The alarm that immediately comes after candid comments by John Wall, about his complex on-court relationship with Bradley Beal, is to be expected. 

There is cause for concern, but going overboard this early in the process isn’t warranted either.

Wall’s comments aren’t really new (and Beal has hinted about it plenty, too, if you listen carefully). This was the first time, however, that Wall faced them head-on with CSN's Chris Miller and on the record about Beal after a summer in which he had surgeries to both knees May 5 and his backcourt mate signed a $128 million max contract.

This is what it all means (and just as importantly doesn't mean):

• Wall and Beal don’t hate each other. They’re just not best friends. That's been common knowledge for a long time. Wall specified his issues with Beal have been on the court, meaning with how they see the game. They've talked about having a "summit" meeting before during the All-Star break that never came to fruition two years ago. It doesn't mean they haven't ever talked. They went at each other during a game last season and Beal voluntarily offered during his postgame comments that they were mad. But they won and that small revelation went over the heads of most people listening. 

• Beal’s contract has little or nothing to do with this. While it could complicate matters when it comes to “who’s team is it” with Wall likely on the sideline watching during the preseason, they’ve had issues with being in sync long before this. It preceded Beal’s contract. It didn’t arise because of it. The reason why this topic is at the forefront now is with both being the highest-paid players on the team and with so many veterans gutted from the roster, they have to deal with the elephant in the room before the 2016-17 regular season starts.


• Part of then-coach Randy Wittman’s failure was managing these sort of matters between developing young players who are trying to carve out their own space.
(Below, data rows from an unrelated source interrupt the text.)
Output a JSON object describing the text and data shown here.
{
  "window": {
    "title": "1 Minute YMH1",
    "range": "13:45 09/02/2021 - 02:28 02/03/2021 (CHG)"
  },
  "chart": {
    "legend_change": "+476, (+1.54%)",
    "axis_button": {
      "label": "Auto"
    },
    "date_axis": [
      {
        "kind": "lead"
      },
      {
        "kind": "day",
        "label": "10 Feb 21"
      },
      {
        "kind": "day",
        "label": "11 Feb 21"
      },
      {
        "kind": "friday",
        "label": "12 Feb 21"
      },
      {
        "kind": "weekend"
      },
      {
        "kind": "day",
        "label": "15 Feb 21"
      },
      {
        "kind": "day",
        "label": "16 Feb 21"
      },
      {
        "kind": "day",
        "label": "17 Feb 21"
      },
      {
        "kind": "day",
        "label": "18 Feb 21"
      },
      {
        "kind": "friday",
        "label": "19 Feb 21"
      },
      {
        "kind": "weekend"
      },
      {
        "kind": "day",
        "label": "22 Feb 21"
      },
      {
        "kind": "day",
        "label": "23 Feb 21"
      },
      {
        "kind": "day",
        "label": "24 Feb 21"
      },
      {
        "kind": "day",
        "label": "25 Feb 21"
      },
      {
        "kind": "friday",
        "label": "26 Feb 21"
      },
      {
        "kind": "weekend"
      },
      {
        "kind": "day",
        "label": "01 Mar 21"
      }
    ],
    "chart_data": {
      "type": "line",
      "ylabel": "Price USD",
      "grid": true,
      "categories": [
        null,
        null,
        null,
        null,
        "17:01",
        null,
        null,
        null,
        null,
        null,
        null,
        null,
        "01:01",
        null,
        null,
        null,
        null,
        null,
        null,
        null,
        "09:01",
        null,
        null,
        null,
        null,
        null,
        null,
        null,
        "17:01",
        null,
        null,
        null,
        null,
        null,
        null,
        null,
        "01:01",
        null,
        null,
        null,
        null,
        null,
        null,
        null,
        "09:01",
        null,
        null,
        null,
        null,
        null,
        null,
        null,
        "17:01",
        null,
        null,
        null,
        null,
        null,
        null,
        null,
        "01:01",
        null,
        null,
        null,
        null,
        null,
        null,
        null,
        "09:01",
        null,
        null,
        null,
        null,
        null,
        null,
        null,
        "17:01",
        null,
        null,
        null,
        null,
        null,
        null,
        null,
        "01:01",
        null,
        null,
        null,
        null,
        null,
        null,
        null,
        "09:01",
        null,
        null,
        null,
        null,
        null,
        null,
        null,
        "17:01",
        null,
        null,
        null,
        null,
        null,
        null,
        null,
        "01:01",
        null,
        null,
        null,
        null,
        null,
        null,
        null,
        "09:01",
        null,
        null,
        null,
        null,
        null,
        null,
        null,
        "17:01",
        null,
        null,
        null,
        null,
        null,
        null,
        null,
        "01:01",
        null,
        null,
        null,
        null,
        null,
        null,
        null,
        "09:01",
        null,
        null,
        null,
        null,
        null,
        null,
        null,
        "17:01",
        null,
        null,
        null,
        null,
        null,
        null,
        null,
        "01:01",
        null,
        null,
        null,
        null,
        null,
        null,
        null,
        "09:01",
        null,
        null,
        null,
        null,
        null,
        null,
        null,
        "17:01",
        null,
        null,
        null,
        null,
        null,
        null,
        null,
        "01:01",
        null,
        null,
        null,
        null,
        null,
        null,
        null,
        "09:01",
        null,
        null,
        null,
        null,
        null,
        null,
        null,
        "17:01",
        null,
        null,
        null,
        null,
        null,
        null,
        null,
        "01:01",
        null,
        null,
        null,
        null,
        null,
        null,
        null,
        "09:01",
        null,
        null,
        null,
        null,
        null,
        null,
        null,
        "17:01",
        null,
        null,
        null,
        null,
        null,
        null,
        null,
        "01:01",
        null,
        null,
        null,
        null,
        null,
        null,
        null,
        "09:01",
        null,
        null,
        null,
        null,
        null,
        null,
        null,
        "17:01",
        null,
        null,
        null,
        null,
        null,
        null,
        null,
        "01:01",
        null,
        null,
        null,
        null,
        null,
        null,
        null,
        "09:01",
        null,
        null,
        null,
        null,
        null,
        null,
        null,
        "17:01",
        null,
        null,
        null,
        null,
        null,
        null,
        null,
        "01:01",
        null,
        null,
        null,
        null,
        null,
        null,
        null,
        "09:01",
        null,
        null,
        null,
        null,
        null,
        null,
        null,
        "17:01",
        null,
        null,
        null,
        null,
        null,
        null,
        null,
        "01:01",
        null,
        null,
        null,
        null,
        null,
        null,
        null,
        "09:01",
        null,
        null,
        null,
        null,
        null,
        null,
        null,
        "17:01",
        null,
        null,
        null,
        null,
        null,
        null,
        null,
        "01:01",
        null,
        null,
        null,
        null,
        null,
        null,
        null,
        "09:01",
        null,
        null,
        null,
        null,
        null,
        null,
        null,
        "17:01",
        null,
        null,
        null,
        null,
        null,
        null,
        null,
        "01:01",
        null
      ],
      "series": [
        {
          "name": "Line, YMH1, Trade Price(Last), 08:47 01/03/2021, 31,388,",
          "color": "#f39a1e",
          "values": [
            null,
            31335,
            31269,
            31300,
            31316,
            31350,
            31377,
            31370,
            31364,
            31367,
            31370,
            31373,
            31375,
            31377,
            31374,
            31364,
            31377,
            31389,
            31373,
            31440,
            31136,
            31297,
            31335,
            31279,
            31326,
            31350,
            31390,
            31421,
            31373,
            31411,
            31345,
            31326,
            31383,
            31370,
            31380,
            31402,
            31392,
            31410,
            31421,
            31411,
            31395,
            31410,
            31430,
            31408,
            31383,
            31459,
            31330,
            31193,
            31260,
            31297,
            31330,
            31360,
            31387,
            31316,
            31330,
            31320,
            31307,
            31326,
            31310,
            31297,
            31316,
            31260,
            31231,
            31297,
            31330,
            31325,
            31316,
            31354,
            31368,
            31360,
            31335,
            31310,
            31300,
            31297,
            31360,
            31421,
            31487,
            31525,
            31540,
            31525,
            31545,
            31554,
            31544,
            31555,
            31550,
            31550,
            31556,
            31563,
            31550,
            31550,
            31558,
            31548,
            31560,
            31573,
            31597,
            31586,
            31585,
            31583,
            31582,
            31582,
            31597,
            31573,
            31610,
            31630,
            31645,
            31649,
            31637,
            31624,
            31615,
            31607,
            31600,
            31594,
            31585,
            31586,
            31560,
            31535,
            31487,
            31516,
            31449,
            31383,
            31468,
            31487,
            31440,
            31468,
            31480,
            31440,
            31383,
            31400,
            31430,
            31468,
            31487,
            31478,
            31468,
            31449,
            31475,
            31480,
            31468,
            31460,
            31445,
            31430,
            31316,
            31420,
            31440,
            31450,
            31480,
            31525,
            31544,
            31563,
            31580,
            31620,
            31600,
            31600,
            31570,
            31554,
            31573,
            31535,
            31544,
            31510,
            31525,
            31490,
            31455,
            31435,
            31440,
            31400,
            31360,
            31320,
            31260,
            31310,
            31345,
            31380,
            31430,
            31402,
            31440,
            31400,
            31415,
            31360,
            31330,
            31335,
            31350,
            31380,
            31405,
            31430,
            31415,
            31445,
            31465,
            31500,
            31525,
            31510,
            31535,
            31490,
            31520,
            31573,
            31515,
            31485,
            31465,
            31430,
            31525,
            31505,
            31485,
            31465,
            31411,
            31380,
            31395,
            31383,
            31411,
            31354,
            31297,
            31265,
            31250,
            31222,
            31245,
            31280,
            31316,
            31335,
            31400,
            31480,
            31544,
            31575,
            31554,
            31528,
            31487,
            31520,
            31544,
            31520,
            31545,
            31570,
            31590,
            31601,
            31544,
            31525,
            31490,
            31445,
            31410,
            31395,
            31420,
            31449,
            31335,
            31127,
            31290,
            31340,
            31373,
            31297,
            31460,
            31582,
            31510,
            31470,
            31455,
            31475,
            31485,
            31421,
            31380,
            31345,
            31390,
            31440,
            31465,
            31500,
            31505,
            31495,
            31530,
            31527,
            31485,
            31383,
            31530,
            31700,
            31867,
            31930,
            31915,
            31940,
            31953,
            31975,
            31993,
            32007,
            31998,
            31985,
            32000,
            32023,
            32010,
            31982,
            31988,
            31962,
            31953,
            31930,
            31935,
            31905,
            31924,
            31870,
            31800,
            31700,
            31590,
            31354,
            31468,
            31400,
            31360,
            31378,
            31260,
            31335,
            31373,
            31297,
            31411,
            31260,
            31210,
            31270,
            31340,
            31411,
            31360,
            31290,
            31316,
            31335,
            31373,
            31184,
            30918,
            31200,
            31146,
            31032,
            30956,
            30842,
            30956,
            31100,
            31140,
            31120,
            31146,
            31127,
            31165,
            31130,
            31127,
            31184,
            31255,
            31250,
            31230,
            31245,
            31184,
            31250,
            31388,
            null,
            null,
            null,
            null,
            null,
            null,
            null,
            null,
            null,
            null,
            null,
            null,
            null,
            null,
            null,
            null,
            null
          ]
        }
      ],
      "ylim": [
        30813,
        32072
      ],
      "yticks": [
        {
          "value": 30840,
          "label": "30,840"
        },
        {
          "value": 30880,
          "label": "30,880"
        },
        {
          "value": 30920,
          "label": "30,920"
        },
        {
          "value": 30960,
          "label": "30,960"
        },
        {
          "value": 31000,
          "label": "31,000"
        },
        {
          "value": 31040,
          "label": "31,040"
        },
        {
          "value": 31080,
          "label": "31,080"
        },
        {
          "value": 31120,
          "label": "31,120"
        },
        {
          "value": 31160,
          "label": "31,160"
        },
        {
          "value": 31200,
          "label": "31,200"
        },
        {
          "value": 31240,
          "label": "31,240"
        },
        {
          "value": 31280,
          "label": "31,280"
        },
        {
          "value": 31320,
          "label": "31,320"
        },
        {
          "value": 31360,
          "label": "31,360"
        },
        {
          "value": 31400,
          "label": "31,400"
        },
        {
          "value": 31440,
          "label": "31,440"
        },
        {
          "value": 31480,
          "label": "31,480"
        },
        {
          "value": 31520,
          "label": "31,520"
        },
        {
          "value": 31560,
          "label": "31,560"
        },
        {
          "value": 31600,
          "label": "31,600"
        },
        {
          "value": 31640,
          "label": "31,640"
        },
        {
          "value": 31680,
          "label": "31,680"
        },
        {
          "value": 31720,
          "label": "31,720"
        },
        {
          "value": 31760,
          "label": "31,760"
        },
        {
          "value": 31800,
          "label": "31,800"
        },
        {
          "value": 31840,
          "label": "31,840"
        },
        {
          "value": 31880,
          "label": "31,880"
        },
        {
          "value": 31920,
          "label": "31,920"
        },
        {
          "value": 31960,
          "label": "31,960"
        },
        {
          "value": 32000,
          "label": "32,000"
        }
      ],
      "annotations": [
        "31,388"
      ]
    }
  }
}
Read between the lines with Scott Brooks’ hiring, when president Ernie Grunfeld and majority owner Ted Leonsis introduced him. Brooks was brought here for Wall and Beal – not Kevin Durant. Wittman’s tactics of favoring older players and riding Wall (25 years old) and Beal (23) irritated the situation. It became old vs. young and by the end of a 41-41 season it was Wall who backed up Beal after his comments about certain players needed to sit if they weren’t willing to give 100 percent effort.

• Gutting the roster of vets such as Nene, Alan Anderson and Garrett Temple puts the pressure squarely on the Wizards’ two highest-paid players to do more. It’s about attitude, demeanor and professionalism as much as what their stats show after a game. It’s getting to practice early and being ready to go ASAP. Not walking in half-awake and recognizing what teammates need to excel. Assistant coach Sidney Lowe had this to say to CSNmidatlnatic.com when he was hired this summer about the leadership growth he'd like to see from Wall. "It’s your communication and get your players to feel good about you. And the way you do that is by you getting them to feel good about themselves. There’s something to that. Obviously that’s an area where I can work with and talk to with John and help him out a little bit."

The future is Wall and Beal, but it's actually a good thing that they've put their cards on the table. It puts pressure on them to be better together. Acting like these rifts don't exist would be counterproductive.

If after all this they continue to not function well and the Wizards are winning less than 50 games a year, then breaking them up sounds more viable. Anytime a team doesn't contend for long stretches, changes are made. But that's a long ways off and the committment made to Beal this summer suggests they believe in them both.  . 

MORE WIZARDS: ​How B-Mitch says Wall, Beal can be productive despite issues